Flying a fighter aircraft like Gripen is a dream for many pilots. But behind the realisation of this dream is an intense training process that encompasses everything from preparing the body for challenging scenarios to understanding the fighter inside out. In action are trainers with decades of flying experience, simulators that create realistic battle scenarios, and a process that keeps expanding to include new trends in defence technology.
"The intensive training is there for a reason. These pilots are responsible for flying an advanced fighter that has been integrated with the latest technologies. Once Gripen is released for operational deployment, the pilots need to be at the ready 24X7. Upon being alerted, the Gripen pilots have to be up in the air within 15 minutes, even if it is midnight. The training prepares the pilots for that," says Mats Palmberg, Head of Gripen India Campaign.

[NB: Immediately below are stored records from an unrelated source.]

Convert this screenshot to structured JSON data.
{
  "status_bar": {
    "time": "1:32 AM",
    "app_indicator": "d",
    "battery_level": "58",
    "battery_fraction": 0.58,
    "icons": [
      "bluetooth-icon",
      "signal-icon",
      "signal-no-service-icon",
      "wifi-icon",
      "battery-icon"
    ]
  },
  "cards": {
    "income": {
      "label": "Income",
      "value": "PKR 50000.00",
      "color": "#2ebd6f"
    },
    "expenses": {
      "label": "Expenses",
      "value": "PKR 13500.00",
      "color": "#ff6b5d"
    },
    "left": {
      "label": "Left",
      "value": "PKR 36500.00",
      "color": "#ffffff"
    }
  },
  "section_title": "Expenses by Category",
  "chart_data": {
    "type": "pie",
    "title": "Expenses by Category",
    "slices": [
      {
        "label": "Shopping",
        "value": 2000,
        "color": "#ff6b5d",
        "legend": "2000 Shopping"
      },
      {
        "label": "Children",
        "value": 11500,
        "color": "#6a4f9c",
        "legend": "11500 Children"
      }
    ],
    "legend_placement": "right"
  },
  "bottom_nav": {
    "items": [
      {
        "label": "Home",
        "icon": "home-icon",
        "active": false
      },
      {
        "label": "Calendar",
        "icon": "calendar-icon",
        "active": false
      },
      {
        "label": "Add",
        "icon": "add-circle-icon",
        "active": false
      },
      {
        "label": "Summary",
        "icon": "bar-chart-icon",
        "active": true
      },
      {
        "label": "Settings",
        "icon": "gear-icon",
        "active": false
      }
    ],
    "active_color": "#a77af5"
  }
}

Saab recently released a video on the training of the operational pilots at the Gripen Center, F7 Wing in Sweden. The video takes its viewers through a typical training day for the Brazilian Air Force, from morning briefings to simulator sessions and actual flights.
The entire training program of Gripen pilots is divided in several parts. First, the pilots undergo the centrifuge training, water survival training, and hypoxia symptom recognition training (to survive oxygen deficiency) at the Qinetics Physiological Flight Center in Malmslätt, Linköping. This part of the training is important because it physically prepares the pilots to handle Gripen.
Then begins the theoretical training with experts where the pilots understand the fighter systems, its parts etc. Next, the pilots undergo several sessions in the Gripen simulator which creates authentic environments and challenges. Pilots training in a Gripen simulator train both individually and in groups, even acting against other aircraft. The major part of the training, namely the conversion training consists of 50 sorties taken over a period of 11 weeks, and the combat readiness training has 25 sorties which take 8-9 weeks to fulfil.
“We don’t just take the pilots to Sweden to acquaint them with Gripen development process, we introduce them to our ways of working. There is a cultural shift involved. This is the beginning of a process that ends with these pilots leading the Gripen programme in their country,” Mats says.
By the time the 36 Gripen fighters are delivered to the Brazilian Air Force by 2024, about 350 Brazilian professionals would have experienced an immersion process that would add new dimensions to their professional lives.
“Much like Brazil, where Saab has already trained more than 200 Brazilian professionals on Gripen development, manufacturing, and operations, Saab proposes to take Indian professionals on a complete training program as a part of its Gripen package. If Indian chooses Gripen, Saab will train the Indian Air Force (IAF) pilots in a similar process,” Mats says.